Our results show that the 6 most common adult ICU types reporting central line–associated BSIs to the CDC, which together account for 96% of all reported MRSA central line–associated BSIs among studied ICU types, have experienced declines of 50% or more in the incidence of MRSA central line–associated BSI since 2001. This means that the risk of primary MRSA bloodstream infections among patients with central lines in these ICUs has substantially decreased in recent years.First, let's stipulate that any reduction in healthcare-associated infections is good, good news.
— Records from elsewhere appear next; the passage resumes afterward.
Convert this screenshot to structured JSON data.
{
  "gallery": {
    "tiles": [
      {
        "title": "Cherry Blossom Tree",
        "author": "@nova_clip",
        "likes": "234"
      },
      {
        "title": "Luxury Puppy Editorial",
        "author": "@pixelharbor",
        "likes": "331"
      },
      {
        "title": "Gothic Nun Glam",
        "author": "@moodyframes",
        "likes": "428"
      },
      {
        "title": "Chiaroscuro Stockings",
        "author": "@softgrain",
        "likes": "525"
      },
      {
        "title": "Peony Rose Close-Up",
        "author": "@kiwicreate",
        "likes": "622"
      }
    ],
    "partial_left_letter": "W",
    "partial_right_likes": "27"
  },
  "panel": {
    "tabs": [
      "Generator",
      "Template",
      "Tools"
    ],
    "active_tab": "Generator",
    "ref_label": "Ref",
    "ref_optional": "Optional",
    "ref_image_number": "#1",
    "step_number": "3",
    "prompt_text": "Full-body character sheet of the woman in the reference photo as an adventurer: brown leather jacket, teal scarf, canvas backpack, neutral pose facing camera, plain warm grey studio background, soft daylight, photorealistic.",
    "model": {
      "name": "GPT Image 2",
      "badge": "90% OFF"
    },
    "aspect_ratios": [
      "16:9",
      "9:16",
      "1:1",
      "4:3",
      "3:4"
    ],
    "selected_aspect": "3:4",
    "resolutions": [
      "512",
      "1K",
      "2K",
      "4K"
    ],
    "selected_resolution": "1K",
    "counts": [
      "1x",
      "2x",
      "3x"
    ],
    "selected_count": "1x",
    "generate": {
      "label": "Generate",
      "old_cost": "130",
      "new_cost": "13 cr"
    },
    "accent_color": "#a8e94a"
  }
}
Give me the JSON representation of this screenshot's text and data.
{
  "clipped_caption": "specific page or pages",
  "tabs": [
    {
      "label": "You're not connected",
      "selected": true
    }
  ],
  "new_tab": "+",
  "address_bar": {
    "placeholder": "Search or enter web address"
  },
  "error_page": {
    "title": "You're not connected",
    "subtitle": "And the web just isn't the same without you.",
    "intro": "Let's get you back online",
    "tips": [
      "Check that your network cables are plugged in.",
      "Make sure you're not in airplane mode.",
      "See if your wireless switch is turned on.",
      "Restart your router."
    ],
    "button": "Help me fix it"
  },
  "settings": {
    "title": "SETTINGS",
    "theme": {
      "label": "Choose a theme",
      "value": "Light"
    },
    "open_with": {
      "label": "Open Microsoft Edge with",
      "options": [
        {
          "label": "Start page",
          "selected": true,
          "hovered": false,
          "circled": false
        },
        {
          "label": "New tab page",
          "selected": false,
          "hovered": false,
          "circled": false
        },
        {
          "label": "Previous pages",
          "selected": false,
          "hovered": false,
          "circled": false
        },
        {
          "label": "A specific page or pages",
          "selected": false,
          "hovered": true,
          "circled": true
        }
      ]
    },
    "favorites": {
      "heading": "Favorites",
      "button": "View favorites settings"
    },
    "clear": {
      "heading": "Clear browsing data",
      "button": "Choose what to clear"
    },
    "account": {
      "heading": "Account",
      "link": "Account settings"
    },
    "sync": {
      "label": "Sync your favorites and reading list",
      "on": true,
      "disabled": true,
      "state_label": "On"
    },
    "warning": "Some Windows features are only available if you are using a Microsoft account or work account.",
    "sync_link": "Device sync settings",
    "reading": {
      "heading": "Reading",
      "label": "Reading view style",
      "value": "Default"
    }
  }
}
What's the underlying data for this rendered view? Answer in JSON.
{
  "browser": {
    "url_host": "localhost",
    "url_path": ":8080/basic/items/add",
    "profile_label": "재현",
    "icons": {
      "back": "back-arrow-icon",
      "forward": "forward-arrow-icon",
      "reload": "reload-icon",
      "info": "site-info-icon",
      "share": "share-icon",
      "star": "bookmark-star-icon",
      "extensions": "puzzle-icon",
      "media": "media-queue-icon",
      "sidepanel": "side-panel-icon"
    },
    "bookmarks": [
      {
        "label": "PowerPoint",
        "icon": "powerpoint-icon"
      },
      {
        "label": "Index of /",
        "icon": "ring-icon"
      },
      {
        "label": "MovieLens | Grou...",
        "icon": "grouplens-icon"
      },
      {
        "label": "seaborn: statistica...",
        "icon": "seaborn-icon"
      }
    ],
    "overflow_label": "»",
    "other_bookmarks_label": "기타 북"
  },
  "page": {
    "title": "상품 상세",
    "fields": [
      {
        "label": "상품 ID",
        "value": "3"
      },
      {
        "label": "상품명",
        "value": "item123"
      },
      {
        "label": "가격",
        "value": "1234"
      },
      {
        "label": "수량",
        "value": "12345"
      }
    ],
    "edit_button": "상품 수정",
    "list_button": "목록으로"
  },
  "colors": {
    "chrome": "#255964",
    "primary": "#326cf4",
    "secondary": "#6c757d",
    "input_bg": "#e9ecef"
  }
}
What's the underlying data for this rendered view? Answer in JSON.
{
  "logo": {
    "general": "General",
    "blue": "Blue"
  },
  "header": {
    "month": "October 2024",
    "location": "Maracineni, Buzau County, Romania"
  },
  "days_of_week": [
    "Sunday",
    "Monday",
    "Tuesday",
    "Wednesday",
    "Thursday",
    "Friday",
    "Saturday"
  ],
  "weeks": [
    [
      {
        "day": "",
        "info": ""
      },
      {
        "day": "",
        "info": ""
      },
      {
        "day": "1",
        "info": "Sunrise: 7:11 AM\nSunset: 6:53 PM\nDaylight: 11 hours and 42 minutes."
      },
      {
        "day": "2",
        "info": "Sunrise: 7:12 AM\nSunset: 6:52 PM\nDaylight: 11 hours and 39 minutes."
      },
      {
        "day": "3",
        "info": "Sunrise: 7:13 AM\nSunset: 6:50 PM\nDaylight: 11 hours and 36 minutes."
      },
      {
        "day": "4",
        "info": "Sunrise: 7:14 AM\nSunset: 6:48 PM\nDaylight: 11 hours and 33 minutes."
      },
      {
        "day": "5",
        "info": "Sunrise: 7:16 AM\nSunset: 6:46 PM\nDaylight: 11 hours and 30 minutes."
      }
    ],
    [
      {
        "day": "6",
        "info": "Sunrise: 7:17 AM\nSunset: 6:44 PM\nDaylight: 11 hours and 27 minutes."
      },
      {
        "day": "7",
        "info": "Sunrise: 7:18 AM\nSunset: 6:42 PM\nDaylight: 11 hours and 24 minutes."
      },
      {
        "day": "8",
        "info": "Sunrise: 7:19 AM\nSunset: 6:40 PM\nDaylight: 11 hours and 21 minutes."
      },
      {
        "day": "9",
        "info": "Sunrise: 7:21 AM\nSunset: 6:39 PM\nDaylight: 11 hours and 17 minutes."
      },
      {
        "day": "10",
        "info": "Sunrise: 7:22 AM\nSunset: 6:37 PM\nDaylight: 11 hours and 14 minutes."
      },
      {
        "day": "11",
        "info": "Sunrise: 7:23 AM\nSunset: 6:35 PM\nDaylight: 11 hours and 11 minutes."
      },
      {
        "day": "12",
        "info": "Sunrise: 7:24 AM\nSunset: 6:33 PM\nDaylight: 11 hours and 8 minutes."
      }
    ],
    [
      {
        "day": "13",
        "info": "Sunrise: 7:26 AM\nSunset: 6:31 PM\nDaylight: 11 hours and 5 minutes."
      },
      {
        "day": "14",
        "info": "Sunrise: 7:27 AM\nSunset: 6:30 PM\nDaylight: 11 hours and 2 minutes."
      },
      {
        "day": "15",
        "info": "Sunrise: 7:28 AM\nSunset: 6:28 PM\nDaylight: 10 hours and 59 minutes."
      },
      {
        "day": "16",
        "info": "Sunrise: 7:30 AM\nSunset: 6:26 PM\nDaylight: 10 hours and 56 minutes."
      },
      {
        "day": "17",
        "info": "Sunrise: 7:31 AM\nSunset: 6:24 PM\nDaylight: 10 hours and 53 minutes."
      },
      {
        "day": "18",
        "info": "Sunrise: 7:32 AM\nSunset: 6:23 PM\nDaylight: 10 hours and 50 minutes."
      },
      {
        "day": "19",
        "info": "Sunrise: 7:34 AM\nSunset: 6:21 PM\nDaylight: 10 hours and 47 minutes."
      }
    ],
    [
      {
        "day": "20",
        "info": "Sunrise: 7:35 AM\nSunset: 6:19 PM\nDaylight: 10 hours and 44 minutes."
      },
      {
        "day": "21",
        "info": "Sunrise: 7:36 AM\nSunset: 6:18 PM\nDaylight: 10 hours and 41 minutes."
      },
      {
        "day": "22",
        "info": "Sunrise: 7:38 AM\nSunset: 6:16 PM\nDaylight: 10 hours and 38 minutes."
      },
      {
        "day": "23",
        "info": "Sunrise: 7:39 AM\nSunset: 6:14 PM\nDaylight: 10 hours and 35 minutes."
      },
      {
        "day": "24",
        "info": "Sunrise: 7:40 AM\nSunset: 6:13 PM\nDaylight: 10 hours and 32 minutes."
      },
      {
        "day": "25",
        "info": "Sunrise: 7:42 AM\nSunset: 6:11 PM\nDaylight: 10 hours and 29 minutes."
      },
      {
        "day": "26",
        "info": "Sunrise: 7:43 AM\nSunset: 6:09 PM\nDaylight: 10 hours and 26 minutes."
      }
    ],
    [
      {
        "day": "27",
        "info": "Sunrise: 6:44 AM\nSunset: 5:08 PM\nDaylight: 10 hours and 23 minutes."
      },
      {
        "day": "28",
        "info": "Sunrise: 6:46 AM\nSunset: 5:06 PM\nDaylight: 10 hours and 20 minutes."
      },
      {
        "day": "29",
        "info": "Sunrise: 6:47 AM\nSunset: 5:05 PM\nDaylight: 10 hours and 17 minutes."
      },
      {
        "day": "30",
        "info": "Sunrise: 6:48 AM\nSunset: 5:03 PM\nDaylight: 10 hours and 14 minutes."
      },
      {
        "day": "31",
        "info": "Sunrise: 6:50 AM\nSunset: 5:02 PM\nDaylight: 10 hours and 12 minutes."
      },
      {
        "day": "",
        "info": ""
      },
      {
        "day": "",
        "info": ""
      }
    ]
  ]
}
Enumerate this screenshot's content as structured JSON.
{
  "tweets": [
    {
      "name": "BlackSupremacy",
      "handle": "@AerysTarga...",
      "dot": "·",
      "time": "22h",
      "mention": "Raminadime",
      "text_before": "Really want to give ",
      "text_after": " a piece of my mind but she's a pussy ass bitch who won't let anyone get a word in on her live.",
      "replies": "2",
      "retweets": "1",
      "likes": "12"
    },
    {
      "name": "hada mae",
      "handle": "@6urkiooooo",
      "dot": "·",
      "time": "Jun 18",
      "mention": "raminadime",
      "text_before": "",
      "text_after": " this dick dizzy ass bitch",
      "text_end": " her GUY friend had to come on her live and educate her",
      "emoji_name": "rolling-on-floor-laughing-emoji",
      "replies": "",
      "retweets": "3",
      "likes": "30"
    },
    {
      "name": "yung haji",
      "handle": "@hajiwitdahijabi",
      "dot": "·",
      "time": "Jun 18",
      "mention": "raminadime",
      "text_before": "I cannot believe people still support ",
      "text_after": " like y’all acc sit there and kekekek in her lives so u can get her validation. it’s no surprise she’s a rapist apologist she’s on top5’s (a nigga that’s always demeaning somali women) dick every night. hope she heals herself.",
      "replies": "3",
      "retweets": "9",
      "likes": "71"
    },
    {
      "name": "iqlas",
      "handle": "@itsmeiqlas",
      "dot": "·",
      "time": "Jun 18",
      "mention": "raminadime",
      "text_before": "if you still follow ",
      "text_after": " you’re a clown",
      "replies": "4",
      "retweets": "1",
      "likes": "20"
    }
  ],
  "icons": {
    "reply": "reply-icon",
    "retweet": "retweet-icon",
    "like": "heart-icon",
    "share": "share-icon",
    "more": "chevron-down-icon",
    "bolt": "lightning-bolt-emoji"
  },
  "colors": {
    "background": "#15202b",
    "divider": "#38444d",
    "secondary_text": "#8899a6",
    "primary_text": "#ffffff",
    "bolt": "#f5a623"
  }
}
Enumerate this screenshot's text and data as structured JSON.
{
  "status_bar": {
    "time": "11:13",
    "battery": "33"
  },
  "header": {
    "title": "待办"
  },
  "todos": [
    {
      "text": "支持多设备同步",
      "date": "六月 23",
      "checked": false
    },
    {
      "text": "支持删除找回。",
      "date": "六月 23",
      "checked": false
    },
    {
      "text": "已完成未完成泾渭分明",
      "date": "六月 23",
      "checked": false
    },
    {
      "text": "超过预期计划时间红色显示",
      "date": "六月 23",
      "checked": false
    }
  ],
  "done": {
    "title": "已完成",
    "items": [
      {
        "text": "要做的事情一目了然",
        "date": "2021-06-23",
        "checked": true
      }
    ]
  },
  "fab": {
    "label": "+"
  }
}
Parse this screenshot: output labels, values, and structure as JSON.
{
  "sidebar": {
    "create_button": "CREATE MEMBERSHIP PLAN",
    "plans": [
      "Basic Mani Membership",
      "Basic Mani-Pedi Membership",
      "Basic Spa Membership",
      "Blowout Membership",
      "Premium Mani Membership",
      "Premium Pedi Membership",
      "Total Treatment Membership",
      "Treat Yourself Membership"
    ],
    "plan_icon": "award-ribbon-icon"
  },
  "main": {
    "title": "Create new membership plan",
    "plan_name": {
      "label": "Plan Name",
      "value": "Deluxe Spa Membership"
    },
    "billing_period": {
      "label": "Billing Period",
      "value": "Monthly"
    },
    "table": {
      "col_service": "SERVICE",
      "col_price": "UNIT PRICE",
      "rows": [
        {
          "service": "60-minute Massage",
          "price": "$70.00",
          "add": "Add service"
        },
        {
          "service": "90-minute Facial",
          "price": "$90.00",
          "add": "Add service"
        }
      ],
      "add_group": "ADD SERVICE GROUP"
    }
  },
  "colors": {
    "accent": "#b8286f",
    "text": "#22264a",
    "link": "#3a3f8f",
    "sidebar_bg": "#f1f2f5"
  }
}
Having said that, let's drill down into the paper a bit. Because in some of the coverage last night and this morning, this paper is being represented as "Hooray, the MRSA problem is over," and that's an over-reaction. Here are some reasons why.
The data come from several overlapping CDC databases: the National Nosocomial Infections Surveillance system (NNIS) and the National Healthcare Safety Network (NHSN). The NNIS existed from 1970 to 2004; there was a data gap in 2005, and the NHSN sprang up in 2006. There were 300 hospitals in 37 states reporting to the NNIS when it shut down, and in 2007 there were 518 reporting to the NHSN, many of which joined that year as a result of new mandatory HAI reporting in New York, Colorado and South Carolina. Participation in either database was/is voluntary.
The CDC analysis abstracts data from the reports to those systems for the years 1997-2007. But, as you can guess from those numbers above, the data does not cover all 7,500 US hospitals; and because it is more weighted to certain states, it does not represent a nationally representative sample. In addition, hospitals came into the system(s) during the study, and also dropped out; an accompanying editorial estimates that only 6% of the 599 hospitals in the study reported data for all 11 years.
Second, it's important to note that all CLABSIs went down: MRSA infections, drug-sensitive staph (MSSA) and other organisms. So something is going on — but it is not MRSA-specific. Optimistic interpretation: Enhanced infection control in hospitals is suppressing all HAIs. Pessimistic interpretation: Enhanced scrutiny, in the states that account for the most additional hospitals, is negatively affecting HAI reporting. Can we distinguish which? Probably not. On the one hand, CLABSIs started trending down in 2001, before the earliest mandatory reporting legislation became effective. On the other hand, the study doesn't/can't associate declines in CLABSIs with any specific interventions — so it is not possible to know from this study whether one particular strategy was responsible for this decline.
Third, to put the study focus in context, MRSA accounts for only about 7% of CLABSIs; according to the paper, it is not those infections' most common causative organism. And CLABSIs do not account for the largest proportion of MRSA HAIs; according to a 2007 paper, they fall third on the list behind nosocomial pneumonia and septicemia.
Fourth, since it is abstracted from a hospitals data base, this study doesn't address community MRSA infections — and there are some scientists in the family of MRSA researchers who would insist that it is the increasing prevalence of community infection that is the true driver of the MRSA epidemic.
So: Decreased MRSA HAIs, good news. Reasons, unfortunately unclear. Significance, possibly less than the headlines this morning maintain. But whatever it is that those hospitals were doing, let us hope they keep doing it.
The cite is: Burton, DC, Edwards, JR, Horan, TC et al. Methicillin-resistant Staphylococcus aureus Central Line-Associated Bloodstream Infections in US Intensive Care Units, 1997-2007. JAMA. 2009. 301(7): 727-36.
The accompanying editorial is: Climo, MW. Decreasing MRSA Infections: An End Met by Unclear Means. JAMA. 2009. 301(7)772-3.